Regulated, legal commerce seems like minimal fairness to the 70 percent of D.C. voters who voted to approve full legalization in 2014. But with a population of only 658,893, D.C. itself will never be a huge market.
For investors, the real prize is the surrounding, largely prosperous, metropolitan region with nearly 10 times the population. The Mid-Atlantic strategy may be less a matter of state-by-state legalization, than of the ultimate development of a regional market.
Recapping the Latest in DC’s Fight for Legalization
Initiative 71, approved by D.C. voters on November 4, 2014, made the possession of up to 2 ounces of marijuana and the cultivation of up to three marijuana plants legal according to city law. Congress, however, controls the city’s budget and acted to prohibit federal or local funds from being used to enact any law, rule, or regulation to legalize or otherwise reduce penalties associated with the possession, use, or distribution of any schedule I substance. The effect has been to block the City Council from enacting and implementing rules to regulate and tax the sale of marijuana.
D.C. residents can grow, possess, consume and give away marijuana. They simply cannot buy it, except on the black market. “It’s the dealer-protection act of 2015,” according to a source quoted by The Washington Post.

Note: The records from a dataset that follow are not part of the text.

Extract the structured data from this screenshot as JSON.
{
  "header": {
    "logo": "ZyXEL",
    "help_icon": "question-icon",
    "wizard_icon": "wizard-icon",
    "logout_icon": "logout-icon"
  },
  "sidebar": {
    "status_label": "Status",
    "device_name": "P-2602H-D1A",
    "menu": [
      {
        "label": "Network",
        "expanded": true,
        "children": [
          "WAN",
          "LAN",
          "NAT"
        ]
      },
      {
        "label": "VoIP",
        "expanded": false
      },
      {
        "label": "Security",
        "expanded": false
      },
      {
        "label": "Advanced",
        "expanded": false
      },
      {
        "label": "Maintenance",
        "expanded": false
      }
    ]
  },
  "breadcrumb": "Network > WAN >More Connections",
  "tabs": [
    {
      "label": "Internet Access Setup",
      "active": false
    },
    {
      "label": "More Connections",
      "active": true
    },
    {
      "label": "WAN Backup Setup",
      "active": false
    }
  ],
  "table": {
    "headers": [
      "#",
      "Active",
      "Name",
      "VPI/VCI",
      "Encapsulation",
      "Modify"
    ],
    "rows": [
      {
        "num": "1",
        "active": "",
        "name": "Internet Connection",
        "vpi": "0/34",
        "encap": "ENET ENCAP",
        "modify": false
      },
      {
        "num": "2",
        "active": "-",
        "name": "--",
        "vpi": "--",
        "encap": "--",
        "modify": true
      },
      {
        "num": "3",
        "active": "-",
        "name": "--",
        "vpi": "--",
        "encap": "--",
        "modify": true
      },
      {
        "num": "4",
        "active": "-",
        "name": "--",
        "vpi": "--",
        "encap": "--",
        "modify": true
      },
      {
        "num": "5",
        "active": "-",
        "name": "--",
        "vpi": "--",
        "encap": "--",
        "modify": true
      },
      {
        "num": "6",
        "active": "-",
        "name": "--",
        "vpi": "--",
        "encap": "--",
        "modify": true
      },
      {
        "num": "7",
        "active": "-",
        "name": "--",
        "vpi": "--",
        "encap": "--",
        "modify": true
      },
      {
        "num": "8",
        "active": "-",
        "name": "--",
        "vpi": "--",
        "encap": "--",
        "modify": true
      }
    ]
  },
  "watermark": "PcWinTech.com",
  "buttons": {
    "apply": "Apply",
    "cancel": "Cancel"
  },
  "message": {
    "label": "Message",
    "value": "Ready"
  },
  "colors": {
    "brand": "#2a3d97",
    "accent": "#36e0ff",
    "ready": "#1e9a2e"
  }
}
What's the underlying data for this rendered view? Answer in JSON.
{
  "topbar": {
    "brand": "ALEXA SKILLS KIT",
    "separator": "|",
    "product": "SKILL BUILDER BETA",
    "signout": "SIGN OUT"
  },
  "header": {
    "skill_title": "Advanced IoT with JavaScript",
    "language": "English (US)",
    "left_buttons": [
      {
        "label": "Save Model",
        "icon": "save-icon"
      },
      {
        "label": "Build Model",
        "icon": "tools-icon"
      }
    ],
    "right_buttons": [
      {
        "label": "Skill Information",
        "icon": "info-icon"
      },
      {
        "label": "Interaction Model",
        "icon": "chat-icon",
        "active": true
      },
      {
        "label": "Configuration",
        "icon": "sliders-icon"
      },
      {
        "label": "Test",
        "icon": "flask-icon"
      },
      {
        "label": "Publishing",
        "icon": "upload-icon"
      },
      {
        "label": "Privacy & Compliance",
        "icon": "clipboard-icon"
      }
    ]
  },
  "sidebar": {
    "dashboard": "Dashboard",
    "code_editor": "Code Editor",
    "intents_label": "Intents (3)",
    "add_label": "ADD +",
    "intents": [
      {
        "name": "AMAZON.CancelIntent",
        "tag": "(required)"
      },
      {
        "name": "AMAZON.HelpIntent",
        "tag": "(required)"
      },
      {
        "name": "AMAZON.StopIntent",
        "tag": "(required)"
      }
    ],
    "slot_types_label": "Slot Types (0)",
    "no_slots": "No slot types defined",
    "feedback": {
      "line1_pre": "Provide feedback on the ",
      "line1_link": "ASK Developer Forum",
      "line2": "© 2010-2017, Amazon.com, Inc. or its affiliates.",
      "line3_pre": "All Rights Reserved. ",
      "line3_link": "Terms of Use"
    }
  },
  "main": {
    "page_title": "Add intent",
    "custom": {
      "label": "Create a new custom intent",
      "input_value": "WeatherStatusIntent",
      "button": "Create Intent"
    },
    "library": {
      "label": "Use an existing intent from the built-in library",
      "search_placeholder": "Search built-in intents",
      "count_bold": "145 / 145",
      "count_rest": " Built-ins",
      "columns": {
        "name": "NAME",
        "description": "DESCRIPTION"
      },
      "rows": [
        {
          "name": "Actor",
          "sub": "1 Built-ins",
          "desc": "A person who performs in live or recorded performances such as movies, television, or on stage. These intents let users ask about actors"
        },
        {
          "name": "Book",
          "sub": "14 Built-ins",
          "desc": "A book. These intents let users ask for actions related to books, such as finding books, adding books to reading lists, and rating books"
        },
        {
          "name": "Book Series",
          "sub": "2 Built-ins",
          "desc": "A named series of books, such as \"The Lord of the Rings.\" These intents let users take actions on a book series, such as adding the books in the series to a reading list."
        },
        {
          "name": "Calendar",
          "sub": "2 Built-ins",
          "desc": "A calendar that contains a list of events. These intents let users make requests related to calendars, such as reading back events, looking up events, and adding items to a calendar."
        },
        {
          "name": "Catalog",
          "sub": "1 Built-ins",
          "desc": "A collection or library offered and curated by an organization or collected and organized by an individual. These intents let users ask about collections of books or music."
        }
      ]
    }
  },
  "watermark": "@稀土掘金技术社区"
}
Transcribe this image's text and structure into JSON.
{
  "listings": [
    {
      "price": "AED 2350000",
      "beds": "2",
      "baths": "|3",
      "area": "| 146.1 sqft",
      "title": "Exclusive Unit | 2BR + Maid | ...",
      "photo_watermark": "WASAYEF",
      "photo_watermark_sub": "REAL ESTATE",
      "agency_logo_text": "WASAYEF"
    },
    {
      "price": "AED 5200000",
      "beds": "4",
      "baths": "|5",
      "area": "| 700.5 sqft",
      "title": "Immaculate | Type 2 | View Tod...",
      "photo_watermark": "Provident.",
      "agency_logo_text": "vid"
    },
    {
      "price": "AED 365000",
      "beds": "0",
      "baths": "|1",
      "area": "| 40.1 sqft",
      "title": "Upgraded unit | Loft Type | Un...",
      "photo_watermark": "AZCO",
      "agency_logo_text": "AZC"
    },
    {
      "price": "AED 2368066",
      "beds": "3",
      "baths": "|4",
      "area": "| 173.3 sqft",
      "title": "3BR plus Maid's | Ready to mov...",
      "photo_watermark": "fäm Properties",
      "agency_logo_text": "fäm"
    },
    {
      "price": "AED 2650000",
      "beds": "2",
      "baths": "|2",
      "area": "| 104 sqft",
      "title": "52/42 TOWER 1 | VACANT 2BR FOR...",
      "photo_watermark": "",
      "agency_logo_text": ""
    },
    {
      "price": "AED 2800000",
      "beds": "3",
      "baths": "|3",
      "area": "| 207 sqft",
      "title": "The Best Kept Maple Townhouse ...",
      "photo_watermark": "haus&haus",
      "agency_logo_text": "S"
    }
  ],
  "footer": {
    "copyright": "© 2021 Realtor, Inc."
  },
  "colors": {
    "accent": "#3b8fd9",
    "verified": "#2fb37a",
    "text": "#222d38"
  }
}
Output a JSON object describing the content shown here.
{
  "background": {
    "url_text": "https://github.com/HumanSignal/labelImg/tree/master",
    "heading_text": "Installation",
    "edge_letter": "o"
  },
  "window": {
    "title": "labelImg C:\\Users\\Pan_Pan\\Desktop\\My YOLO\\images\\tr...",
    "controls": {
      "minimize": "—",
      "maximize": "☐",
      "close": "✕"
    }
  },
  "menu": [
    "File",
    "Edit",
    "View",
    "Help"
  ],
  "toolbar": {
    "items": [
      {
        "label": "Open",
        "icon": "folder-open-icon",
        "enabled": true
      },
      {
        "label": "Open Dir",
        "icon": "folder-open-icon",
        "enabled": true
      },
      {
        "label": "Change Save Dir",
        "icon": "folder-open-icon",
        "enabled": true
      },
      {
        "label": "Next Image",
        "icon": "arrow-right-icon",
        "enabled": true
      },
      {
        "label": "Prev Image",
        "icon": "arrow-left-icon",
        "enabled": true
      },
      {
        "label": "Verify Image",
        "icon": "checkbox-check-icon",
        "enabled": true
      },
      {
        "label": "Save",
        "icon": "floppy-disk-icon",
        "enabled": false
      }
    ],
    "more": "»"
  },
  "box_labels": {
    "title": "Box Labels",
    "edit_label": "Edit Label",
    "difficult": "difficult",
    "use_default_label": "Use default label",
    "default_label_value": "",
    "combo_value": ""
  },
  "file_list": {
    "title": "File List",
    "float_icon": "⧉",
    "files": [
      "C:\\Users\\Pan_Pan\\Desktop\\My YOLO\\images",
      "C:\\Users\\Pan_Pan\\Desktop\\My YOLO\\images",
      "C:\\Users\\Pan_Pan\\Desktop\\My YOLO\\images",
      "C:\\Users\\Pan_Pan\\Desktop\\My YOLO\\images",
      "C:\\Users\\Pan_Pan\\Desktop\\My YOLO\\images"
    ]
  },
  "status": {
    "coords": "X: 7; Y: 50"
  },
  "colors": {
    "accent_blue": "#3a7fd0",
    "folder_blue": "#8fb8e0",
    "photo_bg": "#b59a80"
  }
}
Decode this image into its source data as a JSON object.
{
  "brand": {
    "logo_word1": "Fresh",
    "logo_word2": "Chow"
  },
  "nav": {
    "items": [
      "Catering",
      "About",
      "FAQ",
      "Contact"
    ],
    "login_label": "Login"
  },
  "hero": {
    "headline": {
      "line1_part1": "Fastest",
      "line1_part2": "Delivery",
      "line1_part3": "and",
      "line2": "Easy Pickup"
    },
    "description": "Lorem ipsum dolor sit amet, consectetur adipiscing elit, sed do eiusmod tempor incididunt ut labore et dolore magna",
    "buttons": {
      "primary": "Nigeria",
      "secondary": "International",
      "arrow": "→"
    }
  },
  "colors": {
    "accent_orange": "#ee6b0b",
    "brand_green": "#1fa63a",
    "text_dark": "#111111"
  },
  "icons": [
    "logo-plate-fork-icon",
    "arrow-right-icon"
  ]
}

This could change in 2016.
The Obama administration’s proposed budget submitted to Congress retains the ban on the use of federal funds to implement marijuana regulation, but omits the ban on the use of local revenues. The House funding bill retains the ban on the use of any funds for that purpose, but the bill adopted by the Senate Appropriations Committee aligns with the president’s proposal. The issue will be resolved in conference committee later this year.
Fairness for DC
The lack of political autonomy has rankled D.C. residents and flummoxed observers for years. Congressional intervention has blocked the funding of abortions for low-income residents and needle exchange programs in addition to frustrating the regulation of marijuana.
There is an economic side to the story as well, though. Because so much of the real estate in D.C. is tax exempt, being owned and occupied by either the federal government or non-profit institutions, D.C. has a very small revenue base, even for a city its size. Taxation of marijuana sales would generate much-needed revenue for public purposes, such as education and drug treatment programs.
Maryland Suburbs and Beyond
“The Mid-Atlantic region is driving cannabis policy in the U.S. right now,” Hunter Holliman, Regional Project Lead at 4Front Ventures told MJINews last month. The first moves toward a regionalized market may take the form of medical marijuana reciprocity, which Holliman expects to see in D.C. this summer and in Maryland thereafter.
The regulation and taxation of recreational cannabis sales in D.C. would be a collateral move in the same direction. Much will depend on the resolution reached by the House Senate Conference Committee in the coming months.